Data about app and page elements
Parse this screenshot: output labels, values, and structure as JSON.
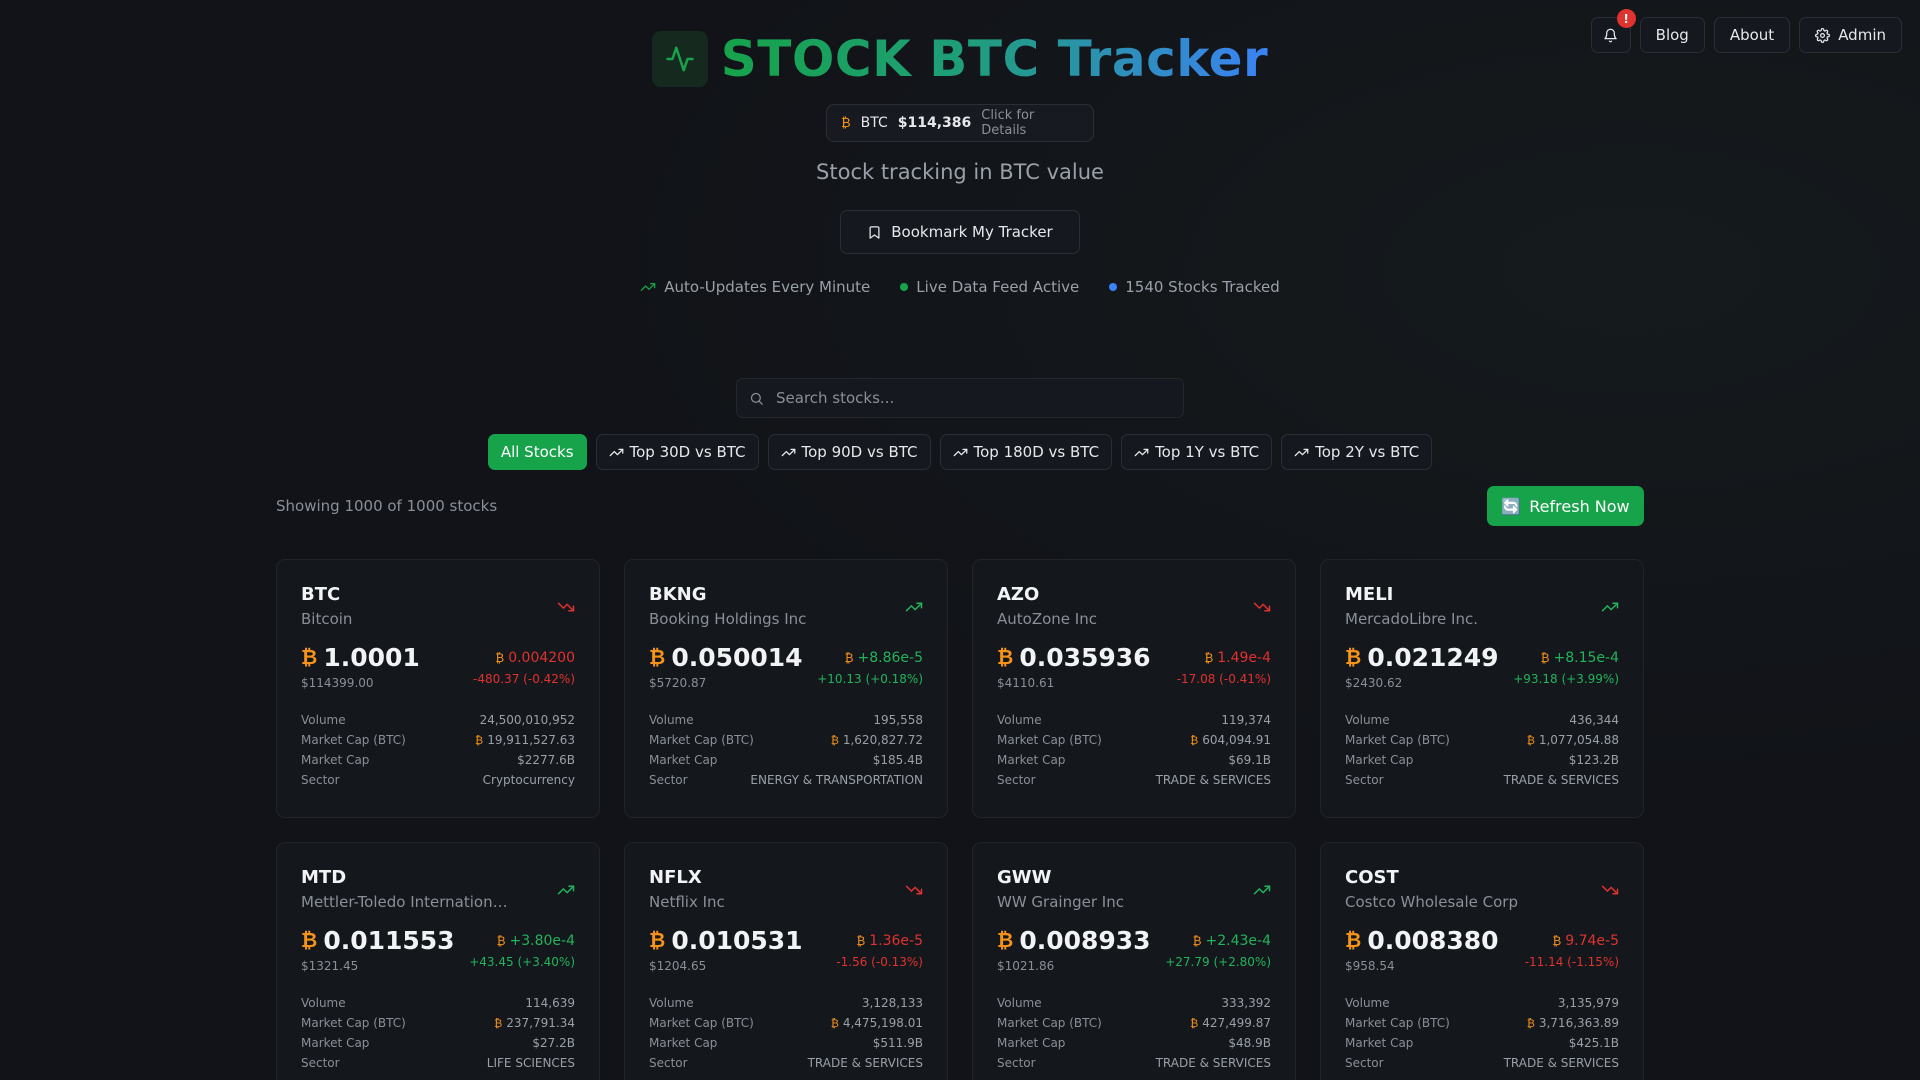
{
  "nav": {
    "notification_badge": "!",
    "blog": "Blog",
    "about": "About",
    "admin": "Admin"
  },
  "header": {
    "title": "STOCK BTC Tracker",
    "btc_label": "BTC",
    "btc_price": "$114,386",
    "btc_hint": "Click for Details",
    "subtitle": "Stock tracking in BTC value",
    "bookmark": "Bookmark My Tracker"
  },
  "status": {
    "auto_updates": "Auto-Updates Every Minute",
    "live_feed": "Live Data Feed Active",
    "tracked": "1540 Stocks Tracked"
  },
  "search": {
    "placeholder": "Search stocks..."
  },
  "filters": [
    "All Stocks",
    "Top 30D vs BTC",
    "Top 90D vs BTC",
    "Top 180D vs BTC",
    "Top 1Y vs BTC",
    "Top 2Y vs BTC"
  ],
  "showing": "Showing 1000 of 1000 stocks",
  "refresh": "Refresh Now",
  "stat_labels": {
    "volume": "Volume",
    "mcap_btc": "Market Cap (BTC)",
    "mcap": "Market Cap",
    "sector": "Sector"
  },
  "colors": {
    "accent": "#16a34a",
    "btc": "#f7931a",
    "up": "#22b45a",
    "down": "#e0322f"
  },
  "cards": [
    {
      "symbol": "BTC",
      "name": "Bitcoin",
      "trend": "down",
      "btc_price": "1.0001",
      "usd": "$114399.00",
      "chg_btc": "0.004200",
      "chg_usd": "-480.37 (-0.42%)",
      "volume": "24,500,010,952",
      "mcap_btc": "19,911,527.63",
      "mcap": "$2277.6B",
      "sector": "Cryptocurrency"
    },
    {
      "symbol": "BKNG",
      "name": "Booking Holdings Inc",
      "trend": "up",
      "btc_price": "0.050014",
      "usd": "$5720.87",
      "chg_btc": "+8.86e-5",
      "chg_usd": "+10.13 (+0.18%)",
      "volume": "195,558",
      "mcap_btc": "1,620,827.72",
      "mcap": "$185.4B",
      "sector": "ENERGY & TRANSPORTATION"
    },
    {
      "symbol": "AZO",
      "name": "AutoZone Inc",
      "trend": "down",
      "btc_price": "0.035936",
      "usd": "$4110.61",
      "chg_btc": "1.49e-4",
      "chg_usd": "-17.08 (-0.41%)",
      "volume": "119,374",
      "mcap_btc": "604,094.91",
      "mcap": "$69.1B",
      "sector": "TRADE & SERVICES"
    },
    {
      "symbol": "MELI",
      "name": "MercadoLibre Inc.",
      "trend": "up",
      "btc_price": "0.021249",
      "usd": "$2430.62",
      "chg_btc": "+8.15e-4",
      "chg_usd": "+93.18 (+3.99%)",
      "volume": "436,344",
      "mcap_btc": "1,077,054.88",
      "mcap": "$123.2B",
      "sector": "TRADE & SERVICES"
    },
    {
      "symbol": "MTD",
      "name": "Mettler-Toledo International Inc",
      "trend": "up",
      "btc_price": "0.011553",
      "usd": "$1321.45",
      "chg_btc": "+3.80e-4",
      "chg_usd": "+43.45 (+3.40%)",
      "volume": "114,639",
      "mcap_btc": "237,791.34",
      "mcap": "$27.2B",
      "sector": "LIFE SCIENCES"
    },
    {
      "symbol": "NFLX",
      "name": "Netflix Inc",
      "trend": "down",
      "btc_price": "0.010531",
      "usd": "$1204.65",
      "chg_btc": "1.36e-5",
      "chg_usd": "-1.56 (-0.13%)",
      "volume": "3,128,133",
      "mcap_btc": "4,475,198.01",
      "mcap": "$511.9B",
      "sector": "TRADE & SERVICES"
    },
    {
      "symbol": "GWW",
      "name": "WW Grainger Inc",
      "trend": "up",
      "btc_price": "0.008933",
      "usd": "$1021.86",
      "chg_btc": "+2.43e-4",
      "chg_usd": "+27.79 (+2.80%)",
      "volume": "333,392",
      "mcap_btc": "427,499.87",
      "mcap": "$48.9B",
      "sector": "TRADE & SERVICES"
    },
    {
      "symbol": "COST",
      "name": "Costco Wholesale Corp",
      "trend": "down",
      "btc_price": "0.008380",
      "usd": "$958.54",
      "chg_btc": "9.74e-5",
      "chg_usd": "-11.14 (-1.15%)",
      "volume": "3,135,979",
      "mcap_btc": "3,716,363.89",
      "mcap": "$425.1B",
      "sector": "TRADE & SERVICES"
    }
  ]
}
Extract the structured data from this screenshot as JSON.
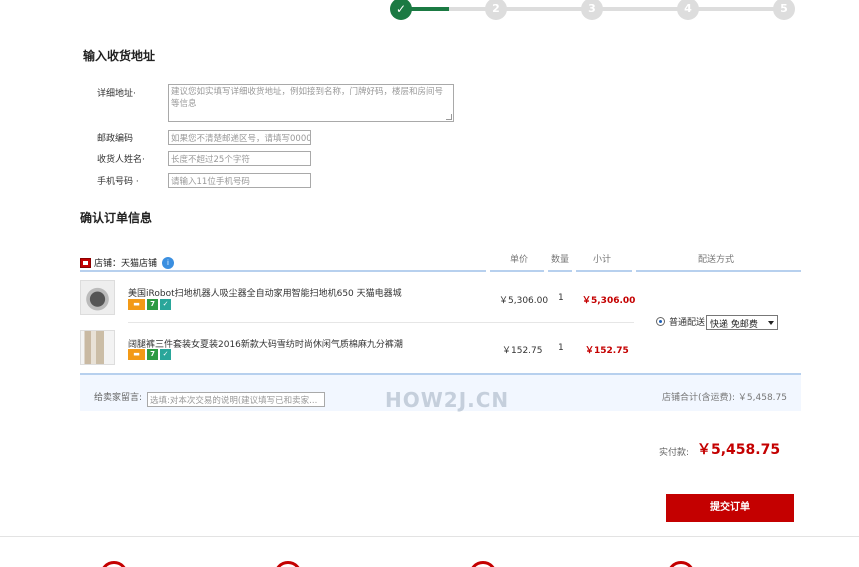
{
  "steps": [
    "✓",
    "2",
    "3",
    "4",
    "5"
  ],
  "address": {
    "title": "输入收货地址",
    "detail_label": "详细地址·",
    "detail_placeholder": "建议您如实填写详细收货地址，例如接到名称，门牌好码，楼层和房间号等信息",
    "zip_label": "邮政编码",
    "zip_placeholder": "如果您不清楚邮递区号，请填写0000",
    "name_label": "收货人姓名·",
    "name_placeholder": "长度不超过25个字符",
    "phone_label": "手机号码 ·",
    "phone_placeholder": "请输入11位手机号码"
  },
  "order": {
    "title": "确认订单信息",
    "store_name": "店铺：天猫店铺",
    "columns": {
      "unit_price": "单价",
      "quantity": "数量",
      "subtotal": "小计",
      "delivery": "配送方式"
    },
    "items": [
      {
        "title": "美国iRobot扫地机器人吸尘器全自动家用智能扫地机650 天猫电器城",
        "unit_price": "￥5,306.00",
        "quantity": "1",
        "subtotal": "￥5,306.00"
      },
      {
        "title": "阔腿裤三件套装女夏装2016新款大码雪纺时尚休闲气质棉麻九分裤潮",
        "unit_price": "￥152.75",
        "quantity": "1",
        "subtotal": "￥152.75"
      }
    ],
    "delivery_option": "普通配送",
    "delivery_select": "快递 免邮费",
    "message_label": "给卖家留言:",
    "message_placeholder": "选填:对本次交易的说明(建议填写已和卖家...",
    "watermark": "HOW2J.CN",
    "store_total": "店铺合计(含运费): ￥5,458.75",
    "pay_label": "实付款:",
    "pay_amount": "￥5,458.75",
    "submit_label": "提交订单"
  },
  "colors": {
    "accent": "#c40000",
    "progress_done": "#1b7a43",
    "progress_todo": "#dddddd",
    "table_line": "#b7d0ee"
  }
}
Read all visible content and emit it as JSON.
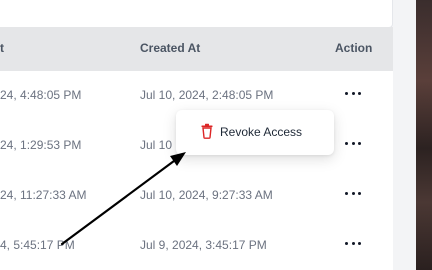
{
  "table": {
    "headers": {
      "last_used": "t",
      "created_at": "Created At",
      "action": "Action"
    },
    "rows": [
      {
        "last_used": "24, 4:48:05 PM",
        "created_at": "Jul 10, 2024, 2:48:05 PM"
      },
      {
        "last_used": "24, 1:29:53 PM",
        "created_at": "Jul 10"
      },
      {
        "last_used": "24, 11:27:33 AM",
        "created_at": "Jul 10, 2024, 9:27:33 AM"
      },
      {
        "last_used": "4, 5:45:17 PM",
        "created_at": "Jul 9, 2024, 3:45:17 PM"
      }
    ]
  },
  "popover": {
    "revoke_label": "Revoke Access",
    "icon": "trash-icon",
    "icon_color": "#dc2626"
  },
  "colors": {
    "header_bg": "#e5e6e8",
    "text_muted": "#6b7280",
    "arrow": "#000000"
  }
}
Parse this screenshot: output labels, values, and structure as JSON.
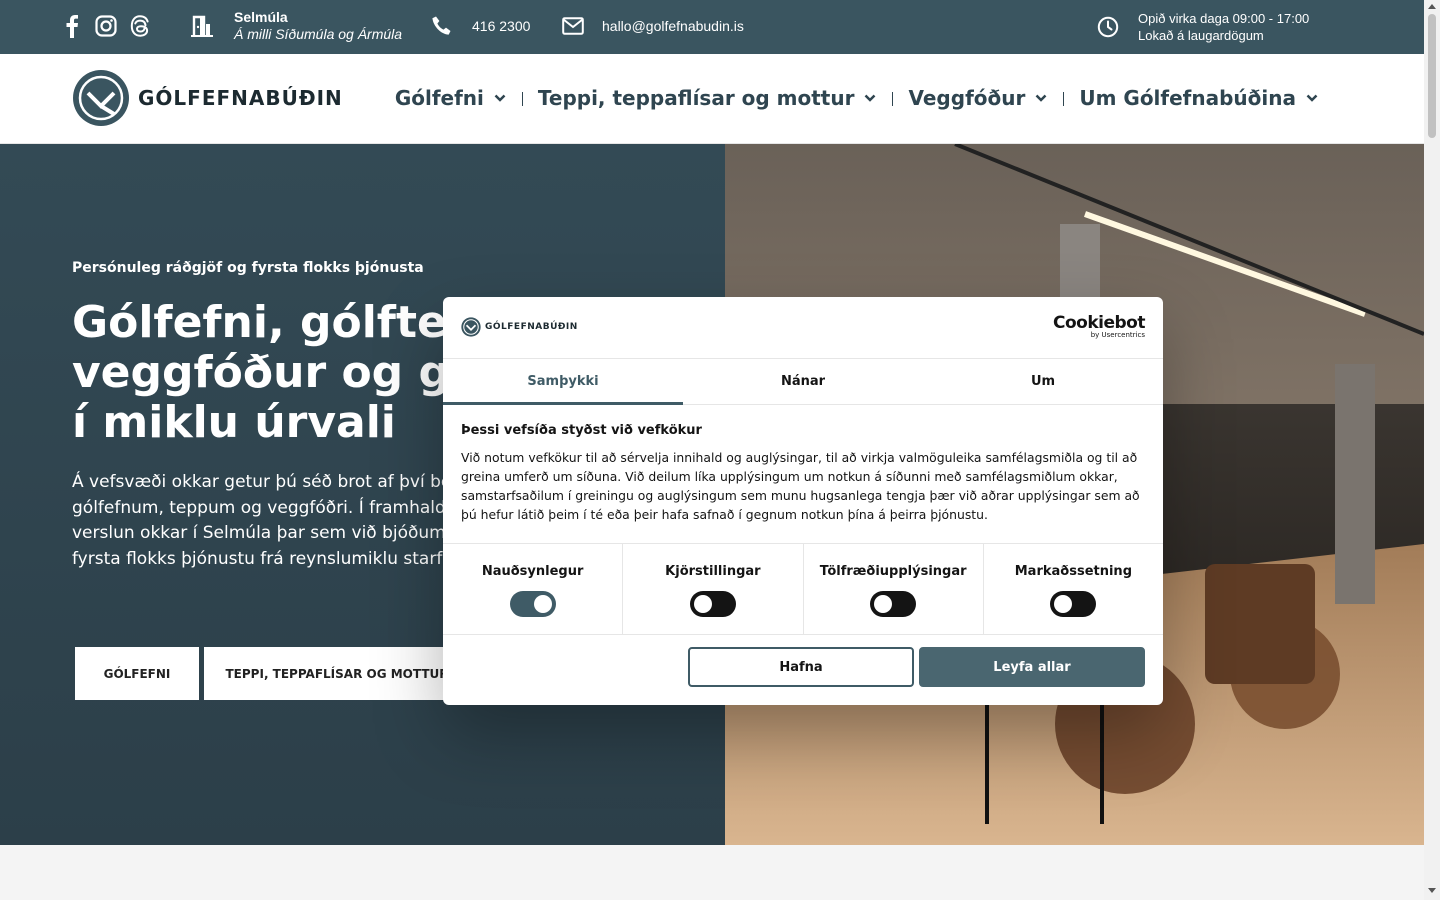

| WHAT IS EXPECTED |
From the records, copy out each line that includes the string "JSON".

| THE COMPLETED TASK |
Parse this screenshot: output labels, values, and structure as JSON.
Extract the structured data from this screenshot as JSON.
Read all visible content and emit it as JSON.
Parse this screenshot: output labels, values, and structure as JSON.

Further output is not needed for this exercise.